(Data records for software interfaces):
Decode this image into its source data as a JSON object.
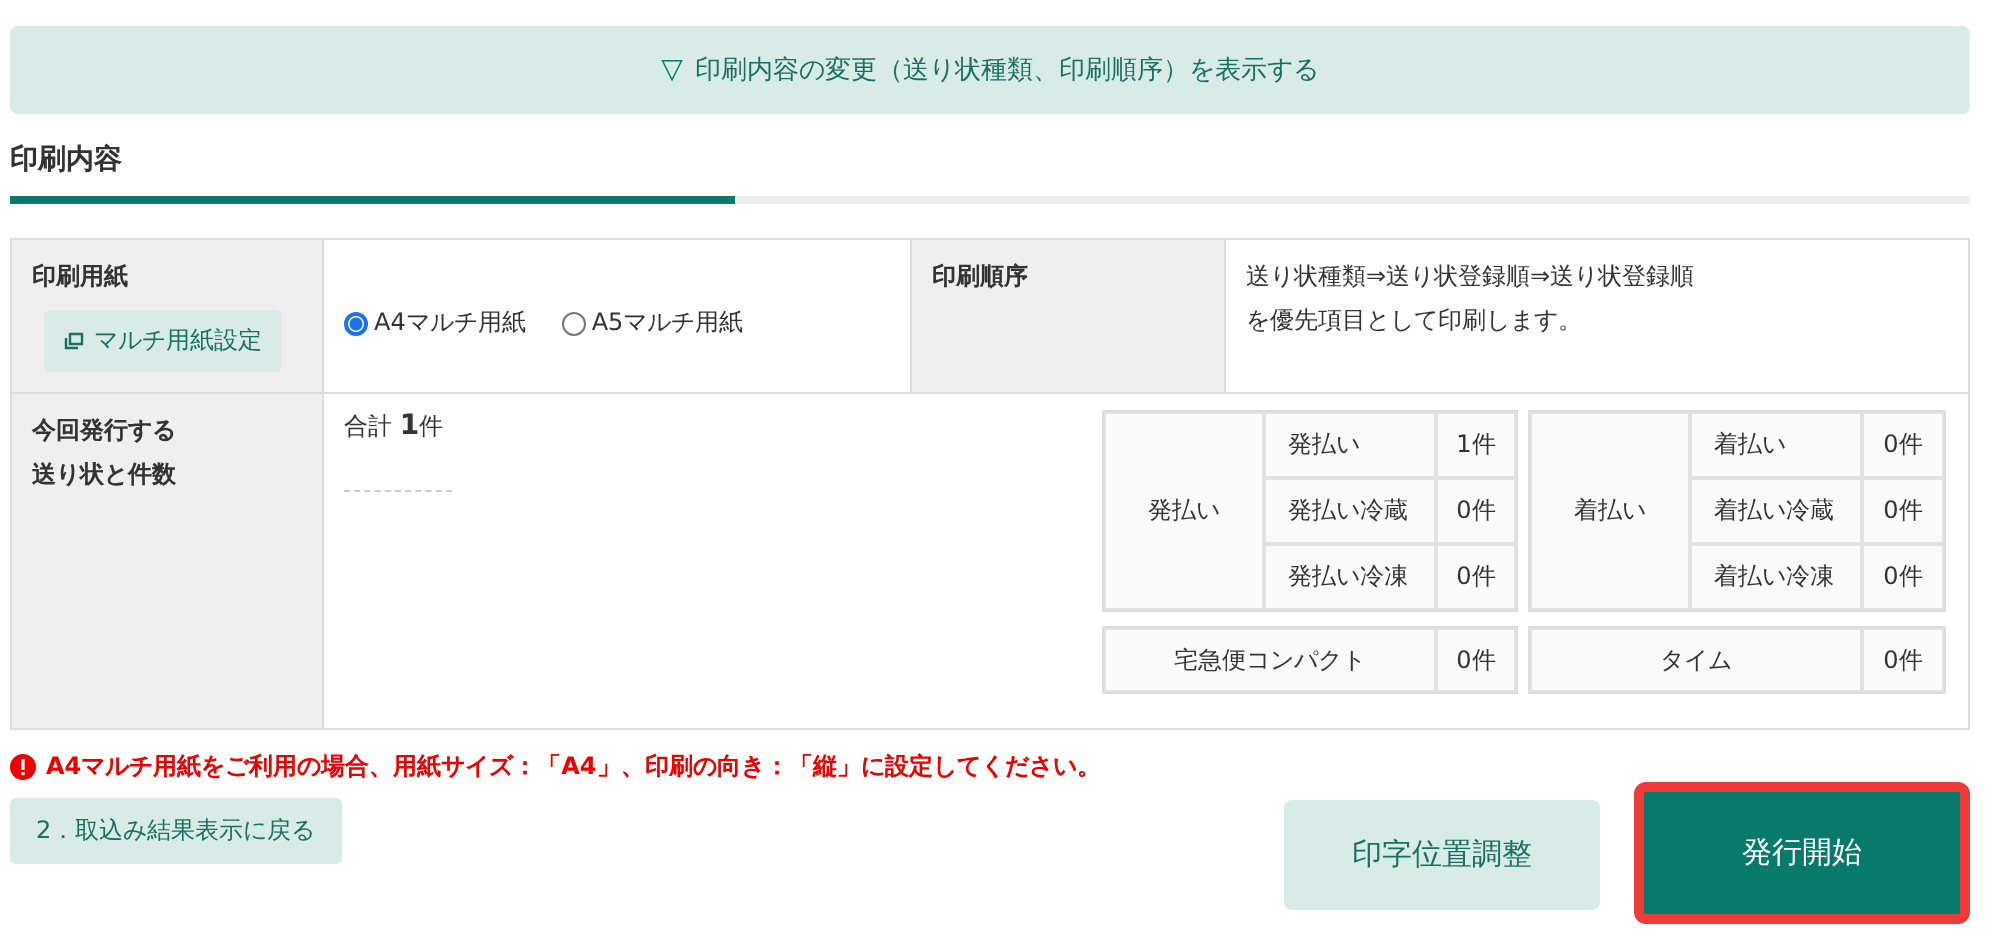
{
  "toggle_bar": {
    "icon": "▽",
    "label": "印刷内容の変更（送り状種類、印刷順序）を表示する"
  },
  "section_title": "印刷内容",
  "paper": {
    "label": "印刷用紙",
    "settings_button": "マルチ用紙設定",
    "options": [
      {
        "label": "A4マルチ用紙",
        "selected": true
      },
      {
        "label": "A5マルチ用紙",
        "selected": false
      }
    ]
  },
  "print_order": {
    "label": "印刷順序",
    "lines": [
      "送り状種類⇒送り状登録順⇒送り状登録順",
      "を優先項目として印刷します。"
    ]
  },
  "counts": {
    "label_lines": [
      "今回発行する",
      "送り状と件数"
    ],
    "total": "合計 **1**件",
    "groups": [
      {
        "name": "発払い",
        "rows": [
          {
            "name": "発払い",
            "count": "1件"
          },
          {
            "name": "発払い冷蔵",
            "count": "0件"
          },
          {
            "name": "発払い冷凍",
            "count": "0件"
          }
        ]
      },
      {
        "name": "着払い",
        "rows": [
          {
            "name": "着払い",
            "count": "0件"
          },
          {
            "name": "着払い冷蔵",
            "count": "0件"
          },
          {
            "name": "着払い冷凍",
            "count": "0件"
          }
        ]
      }
    ],
    "singles": [
      {
        "name": "宅急便コンパクト",
        "count": "0件"
      },
      {
        "name": "タイム",
        "count": "0件"
      }
    ]
  },
  "warning": "A4マルチ用紙をご利用の場合、用紙サイズ：「A4」、印刷の向き：「縦」に設定してください。",
  "back_button": "2．取込み結果表示に戻る",
  "adjust_button": "印字位置調整",
  "issue_button": {
    "label": "発行開始",
    "highlighted": true
  }
}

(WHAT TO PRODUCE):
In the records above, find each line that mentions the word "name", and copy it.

(RESPONSE TO THIS EXERCISE):
        "name": "発払い",
            "name": "発払い",
            "name": "発払い冷蔵",
            "name": "発払い冷凍",
        "name": "着払い",
            "name": "着払い",
            "name": "着払い冷蔵",
            "name": "着払い冷凍",
        "name": "宅急便コンパクト",
        "name": "タイム",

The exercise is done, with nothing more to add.